In brief: After nearly seven months of investigation, the Department of Defense has decided that fitness trackers pose a significant security risk at certain military installations. While the Pentagon is not banning the devices, it is imposing restrictions on them. The decision comes after revelations that such apps and equipment can be used to pinpoint bases and troop movement.
Some military personnel are no longer allowed to wear fitness trackers. We can't reasonably say that we didn't see this coming. The fact that these devices pose a security risk has been pointed out on at least two separate occasions --- first in January, then again in July. The Pentagon started looking into it shortly after Strava published a heat map showing where users were exercising, including on military bases at home and abroad.
According to a memo obtained by the Associated Press, the Pentagon is restricting the use of fitness tracking devices and apps at sensitive bases and some "high-risk warzone areas." The Department of Defense has gotten wise to the implications of these devices providing valuable intel to enemy agents.
"These geolocation capabilities can expose personal information, locations, routines, and numbers of DOD personnel, and potentially create unintended security consequences and increased risk to the joint force and mission," said the memo.
Strava released their global heatmap. 13 trillion GPS points from their users (turning off data sharing is an option). https://t.co/hA6jcxfBQI ... It looks very pretty, but not amazing for Op-Sec. US Bases are clearly identifiable and mappable pic.twitter.com/rBgGnOzasq--- Nathan Ruser (@Nrg8000) January 27, 2018
The Pentagon stopped short of an outright ban of fitness trackers and related apps. Military personnel will still be able to use them at their commander's discretion. Troops at stateside bases will be less affected by the change than those stationed in places like Syria or Iraq. However, the rule may also apply to military installations in the US if the commander deems it necessary for base security.
"It goes back to making sure that we're not giving the enemy an unfair advantage and we're not showcasing the exact locations of our troops worldwide," said Army Col. Rob Manning, a Pentagon spokesman.

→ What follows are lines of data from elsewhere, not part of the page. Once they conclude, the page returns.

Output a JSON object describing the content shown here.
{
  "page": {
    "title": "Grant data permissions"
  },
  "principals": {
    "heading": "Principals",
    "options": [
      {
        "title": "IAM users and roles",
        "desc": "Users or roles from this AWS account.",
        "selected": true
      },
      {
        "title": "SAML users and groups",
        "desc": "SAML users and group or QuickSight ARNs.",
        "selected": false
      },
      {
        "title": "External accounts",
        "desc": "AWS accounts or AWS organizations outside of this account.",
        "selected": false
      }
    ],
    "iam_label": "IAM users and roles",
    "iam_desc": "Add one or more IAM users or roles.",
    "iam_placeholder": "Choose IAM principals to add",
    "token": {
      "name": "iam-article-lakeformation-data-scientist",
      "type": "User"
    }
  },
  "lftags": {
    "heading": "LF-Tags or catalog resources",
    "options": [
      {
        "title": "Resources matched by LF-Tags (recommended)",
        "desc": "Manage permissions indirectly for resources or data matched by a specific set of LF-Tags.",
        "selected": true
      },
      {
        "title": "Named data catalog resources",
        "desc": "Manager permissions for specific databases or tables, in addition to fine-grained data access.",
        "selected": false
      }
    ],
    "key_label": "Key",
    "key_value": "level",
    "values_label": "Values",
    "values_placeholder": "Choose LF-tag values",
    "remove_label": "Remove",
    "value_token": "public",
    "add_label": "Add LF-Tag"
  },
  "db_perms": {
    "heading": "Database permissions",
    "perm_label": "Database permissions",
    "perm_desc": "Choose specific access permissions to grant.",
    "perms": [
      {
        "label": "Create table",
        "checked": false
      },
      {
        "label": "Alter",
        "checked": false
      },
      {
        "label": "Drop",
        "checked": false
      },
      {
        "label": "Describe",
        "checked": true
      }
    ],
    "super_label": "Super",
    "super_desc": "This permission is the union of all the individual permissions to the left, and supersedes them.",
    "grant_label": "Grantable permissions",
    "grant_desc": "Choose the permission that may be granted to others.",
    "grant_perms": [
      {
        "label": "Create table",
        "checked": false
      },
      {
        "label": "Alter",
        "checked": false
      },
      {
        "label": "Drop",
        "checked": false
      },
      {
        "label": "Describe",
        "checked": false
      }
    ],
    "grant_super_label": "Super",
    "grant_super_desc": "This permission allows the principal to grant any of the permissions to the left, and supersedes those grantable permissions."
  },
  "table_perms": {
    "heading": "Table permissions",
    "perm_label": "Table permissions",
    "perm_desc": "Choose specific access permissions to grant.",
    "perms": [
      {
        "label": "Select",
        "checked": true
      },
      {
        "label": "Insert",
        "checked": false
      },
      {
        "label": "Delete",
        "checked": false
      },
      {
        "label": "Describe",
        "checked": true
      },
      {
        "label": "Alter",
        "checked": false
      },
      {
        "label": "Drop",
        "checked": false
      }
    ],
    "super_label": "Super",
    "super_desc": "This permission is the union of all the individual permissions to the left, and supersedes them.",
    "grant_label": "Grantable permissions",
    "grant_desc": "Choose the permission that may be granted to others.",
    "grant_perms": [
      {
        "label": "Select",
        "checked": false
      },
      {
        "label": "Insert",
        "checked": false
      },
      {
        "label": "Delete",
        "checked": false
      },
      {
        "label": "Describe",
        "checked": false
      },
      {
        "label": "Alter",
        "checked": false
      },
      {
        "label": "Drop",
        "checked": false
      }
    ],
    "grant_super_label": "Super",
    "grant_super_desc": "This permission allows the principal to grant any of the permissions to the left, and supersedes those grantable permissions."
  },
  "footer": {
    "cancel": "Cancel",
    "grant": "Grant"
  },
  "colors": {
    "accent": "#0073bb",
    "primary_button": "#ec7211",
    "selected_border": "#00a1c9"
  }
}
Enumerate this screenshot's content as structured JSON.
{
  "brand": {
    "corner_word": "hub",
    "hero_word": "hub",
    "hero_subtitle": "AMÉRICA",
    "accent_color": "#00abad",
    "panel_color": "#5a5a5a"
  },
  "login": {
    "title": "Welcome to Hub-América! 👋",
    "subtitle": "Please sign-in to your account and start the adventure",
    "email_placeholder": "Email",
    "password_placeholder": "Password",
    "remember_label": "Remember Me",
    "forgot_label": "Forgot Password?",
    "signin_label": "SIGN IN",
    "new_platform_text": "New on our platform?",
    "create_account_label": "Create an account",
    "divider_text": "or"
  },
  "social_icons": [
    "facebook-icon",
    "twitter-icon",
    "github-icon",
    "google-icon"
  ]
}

The new restrictions apply to the GPS functions on fitness trackers, phones, tablets, smartwatches, and other applications. The Pentagon also said it would be providing additional cybersecurity training to personnel as it pertains to such devices an apps.
Lead Image via Fort Carson Mountaineer